___ Information

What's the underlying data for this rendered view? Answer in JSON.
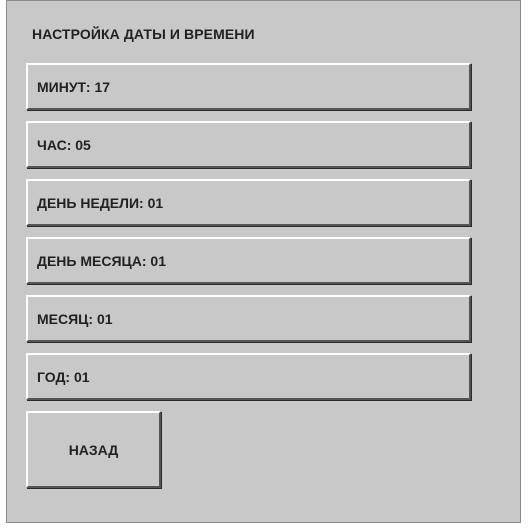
{
  "screen": {
    "title": "НАСТРОЙКА ДАТЫ И ВРЕМЕНИ"
  },
  "settings": [
    {
      "label": "МИНУТ: 17"
    },
    {
      "label": "ЧАС: 05"
    },
    {
      "label": "ДЕНЬ НЕДЕЛИ: 01"
    },
    {
      "label": "ДЕНЬ МЕСЯЦА: 01"
    },
    {
      "label": "МЕСЯЦ: 01"
    },
    {
      "label": "ГОД: 01"
    }
  ],
  "back_button": {
    "label": "НАЗАД"
  },
  "colors": {
    "panel_background": "#c8c8c8",
    "text": "#222222"
  }
}
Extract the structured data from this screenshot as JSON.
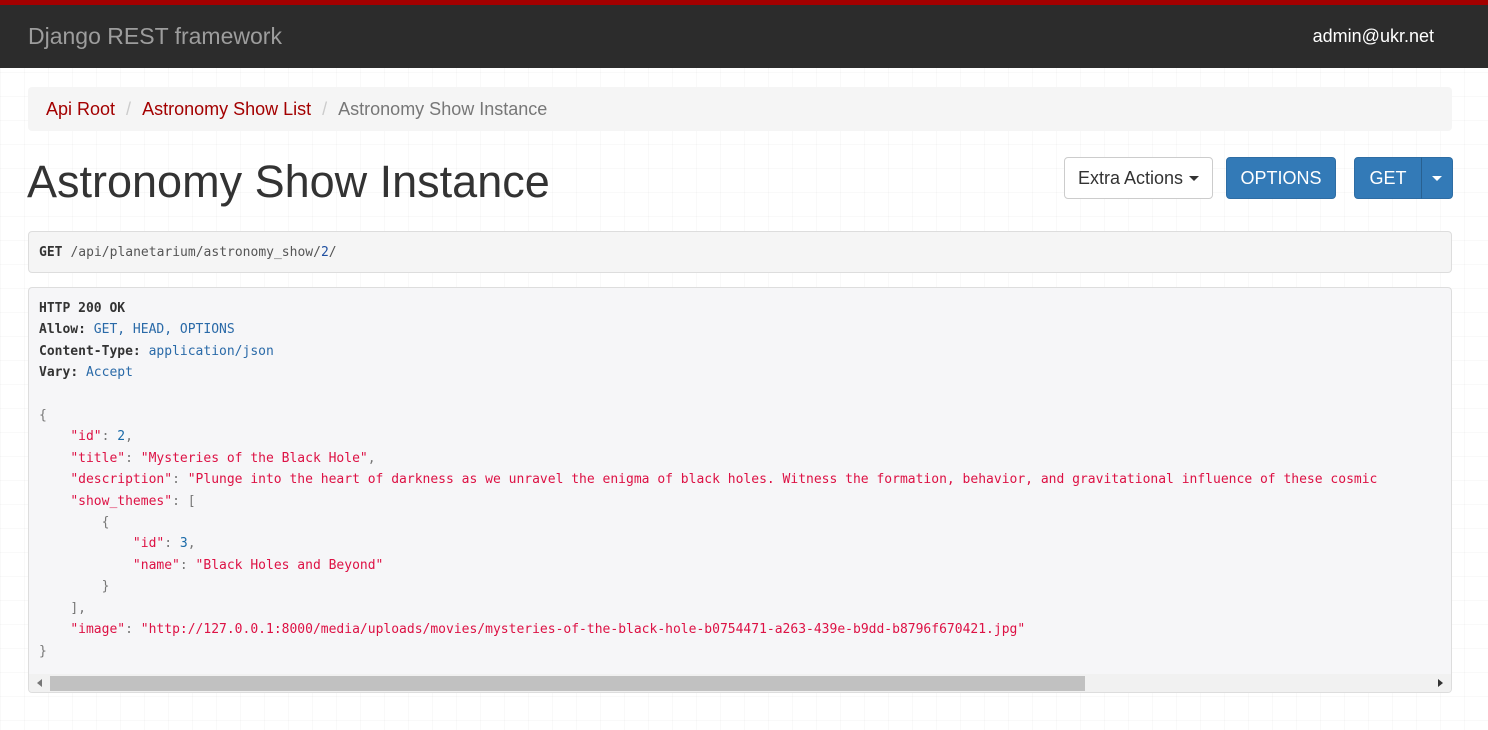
{
  "navbar": {
    "brand": "Django REST framework",
    "user": "admin@ukr.net"
  },
  "breadcrumb": {
    "items": [
      "Api Root",
      "Astronomy Show List"
    ],
    "active": "Astronomy Show Instance"
  },
  "page_title": "Astronomy Show Instance",
  "actions": {
    "extra_actions": "Extra Actions",
    "options": "OPTIONS",
    "get": "GET"
  },
  "request": {
    "method": "GET",
    "path": "/api/planetarium/astronomy_show/",
    "id": "2",
    "trailing": "/"
  },
  "response": {
    "status": "HTTP 200 OK",
    "headers": [
      {
        "key": "Allow",
        "value": "GET, HEAD, OPTIONS"
      },
      {
        "key": "Content-Type",
        "value": "application/json"
      },
      {
        "key": "Vary",
        "value": "Accept"
      }
    ],
    "body": {
      "id": "2",
      "title": "\"Mysteries of the Black Hole\"",
      "description": "\"Plunge into the heart of darkness as we unravel the enigma of black holes. Witness the formation, behavior, and gravitational influence of these cosmic",
      "show_themes": [
        {
          "id": "3",
          "name": "\"Black Holes and Beyond\""
        }
      ],
      "image": "\"http://127.0.0.1:8000/media/uploads/movies/mysteries-of-the-black-hole-b0754471-a263-439e-b9dd-b8796f670421.jpg\""
    }
  },
  "colors": {
    "accent": "#a30000",
    "navbar": "#2c2c2c",
    "primary_button": "#337ab7",
    "json_string": "#dd1144",
    "json_number": "#1a6aa8"
  }
}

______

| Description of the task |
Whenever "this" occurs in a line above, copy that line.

| Task response |
What's the underlying data for this rendered view? Answer in JSON.
Extract the structured data from this screenshot as JSON.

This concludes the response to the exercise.